Alex Langford (Shelton Interactive)
Civil Rights Today
The battles of the civil rights era left us with laws that promised equality to all, a level playing field. But while we have made progress in that direction, the field is still far from level. When people talk about racial tension today, the discussion typically moves to the uncomfortable tragedies in which someone attacks an African American, and to the ensuing backlash. Unfortunately, such incidents didn’t stop after the civil rights movement; it’s just that the greater transparency available to us today through the use of cell phone videos and the Internet have heightened our awareness.

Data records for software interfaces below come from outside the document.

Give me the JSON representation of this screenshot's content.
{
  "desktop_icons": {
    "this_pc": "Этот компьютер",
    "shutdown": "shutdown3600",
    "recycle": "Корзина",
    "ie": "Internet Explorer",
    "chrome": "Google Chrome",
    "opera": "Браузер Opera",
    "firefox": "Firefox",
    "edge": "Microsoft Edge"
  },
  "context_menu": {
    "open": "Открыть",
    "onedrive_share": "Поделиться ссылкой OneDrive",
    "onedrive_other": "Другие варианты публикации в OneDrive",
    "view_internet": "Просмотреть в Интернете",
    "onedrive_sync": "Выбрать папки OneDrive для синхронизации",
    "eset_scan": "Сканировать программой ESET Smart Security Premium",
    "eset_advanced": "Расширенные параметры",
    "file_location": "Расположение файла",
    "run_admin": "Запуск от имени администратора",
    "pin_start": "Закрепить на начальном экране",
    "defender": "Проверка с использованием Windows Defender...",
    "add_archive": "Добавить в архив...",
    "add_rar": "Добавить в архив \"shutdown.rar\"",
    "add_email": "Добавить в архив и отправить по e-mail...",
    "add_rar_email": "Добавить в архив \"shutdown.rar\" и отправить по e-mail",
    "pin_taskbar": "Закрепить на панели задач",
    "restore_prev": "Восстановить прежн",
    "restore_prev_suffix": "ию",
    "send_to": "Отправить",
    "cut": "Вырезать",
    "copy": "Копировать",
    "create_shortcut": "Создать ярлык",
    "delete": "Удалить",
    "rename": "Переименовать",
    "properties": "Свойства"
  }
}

With that increasing awareness comes a greater willingness to take action. This is the civil rights movement of today.
Jo Ivester describes why she wrote The Outskirts of Hope, starting as an act of love and respect for her teacher-mother, Aura Kruger, and growing into a vivid description of how the actions of one family can truly have an impact. Intermingling anecdotes with selected readings, Jo shares how she and her family spent two years in an all-black town in Mississippi during the turbulent 1960s, walking the walk of the civil rights movement.
Aura Kruger taught at-risk students for over twenty years, serving in classrooms from rural Mississippi to the inner cities of Miami and Los Angeles. Her internationally recognized work led to an appearance on the CBS Evening News with Dan Rather and interviews with the Los Angeles Times, Reader’s Digest, and Time Magazine. In this talk, Jo Ivester uses selected readings from The Outskirts of Hope to illustrate her mother’s early days as a white teacher at a rural, all-black high school in 1967, during the height of the civil rights movement.
Tikkun Olam is an ancient Hebrew phrase that translates as “repairing the world.” When writer Jo Ivester’s father, Dr. Leon Kruger, joined President Johnson’s War Poverty in 1967, he left his pediatric practice in Boston to run a clinic in Mound Bayou, an all-black town in the Mississippi Delta. His wife, Aura Kruger, although initially reluctant to move, taught English at the local high school, where she became a beloved and controversial figure. In this talk, Jo describes their experience as the only Jews in town, reflecting on how they were met with anti-Semitism, despite the tradition of Jewish involvement in the civil rights movement.
It can be overwhelming to contemplate the difficulties in racial relations. In this last year alone, we have witnessed the terrible results of police violence, along with a tremendous backlash in black communities. We have seen people murdered while participating in a bible study class in an act reminiscent of the burning of black churches in the 1960s. We are often left with a feeling that we are unable as individuals to have an impact. However, when we hear personal stories, we find it easier to relate and are inspired to become involved. In this talk, Jo Ivester presents her family’s story in an honest, blunt manner, thus helping to break through the racial barriers we all face.
Jo is an engaging, eloquent speaker. A natural storyteller with an important message. Her presentation generated a lively follow-up discussion and bookstore patrons talked about it for days.
—Emily Katzman, Off the Beaten Path Bookstore
Jo is a warm and engaging speaker. Her story is another piece of the narrative about 1960s race relations in the rural south. It resonated with everyone, especially those of us who grew up Jewish in small towns.
—Lisa Cohen Quay, Director of Senior Adult Programs, Austin Jewish Community Center
Jo blessed us by expressively sharing with honesty her amazing journey in the Mississippi Delta during the 1960s. She inspired us and gave us hope for a better future. Jo is an excellent speaker with a message everyone needs to hear.
—Peggy Greenawalt, Librarian and Book Club Facilitator, Westlake Hills Presbyterian Church
Book Jo At Your Event
Request more information via email: firstname.lastname@example.org